Click here for THE homepageForcing undergraduates to attend class retards their capacity to develop as mature, independent learners, warns Bruce Macfarlane.
Academics frequently complain that their freedom is being infringed by the scrutiny imposed on them by developments such as teaching observations, research assessments and annual appraisals. But we rarely reflect on the increasing surveillance to which students are also subject and the effect this has on their academic freedom.
There was a time when being a university student meant "reading" for a degree. Attending lectures and seminars was a matter of choice, and skipping classes barely raised an eyebrow. Now, attendance policies and class registers are the order of the day. Some lecturers even use draconian measures such as excluding students who are not punctual.
But the surveillance culture goes much deeper than that.

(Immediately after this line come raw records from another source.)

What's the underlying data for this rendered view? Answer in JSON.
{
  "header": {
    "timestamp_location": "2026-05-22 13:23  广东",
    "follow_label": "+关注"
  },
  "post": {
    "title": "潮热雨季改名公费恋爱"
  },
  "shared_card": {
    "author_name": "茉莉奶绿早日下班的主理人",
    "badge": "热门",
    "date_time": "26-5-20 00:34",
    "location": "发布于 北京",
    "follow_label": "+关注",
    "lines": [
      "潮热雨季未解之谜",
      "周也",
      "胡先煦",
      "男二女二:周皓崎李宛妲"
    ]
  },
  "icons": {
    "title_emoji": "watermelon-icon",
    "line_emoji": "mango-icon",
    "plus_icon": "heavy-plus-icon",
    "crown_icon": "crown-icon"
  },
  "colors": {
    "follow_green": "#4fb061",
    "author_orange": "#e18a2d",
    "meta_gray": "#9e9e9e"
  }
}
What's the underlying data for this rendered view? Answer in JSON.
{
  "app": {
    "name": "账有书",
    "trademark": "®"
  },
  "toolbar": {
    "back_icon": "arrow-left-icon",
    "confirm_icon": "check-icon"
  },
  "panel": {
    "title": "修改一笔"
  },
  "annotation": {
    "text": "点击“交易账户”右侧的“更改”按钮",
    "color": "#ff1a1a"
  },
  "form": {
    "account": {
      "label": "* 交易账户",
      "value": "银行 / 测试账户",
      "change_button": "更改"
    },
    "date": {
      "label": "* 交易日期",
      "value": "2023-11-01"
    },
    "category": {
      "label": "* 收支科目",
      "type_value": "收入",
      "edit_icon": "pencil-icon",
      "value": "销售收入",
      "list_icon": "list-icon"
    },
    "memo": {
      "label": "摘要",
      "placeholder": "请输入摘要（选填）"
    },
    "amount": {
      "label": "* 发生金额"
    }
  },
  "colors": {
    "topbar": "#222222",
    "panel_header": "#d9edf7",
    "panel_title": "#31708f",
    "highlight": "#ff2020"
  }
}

There are an array of assessment-related proxies aimed at getting students to attend, including oral presentations, short tests and quizzes, cunningly scheduled for the beginning of classes including lectures, smaller group tutorials and seminars. Read more...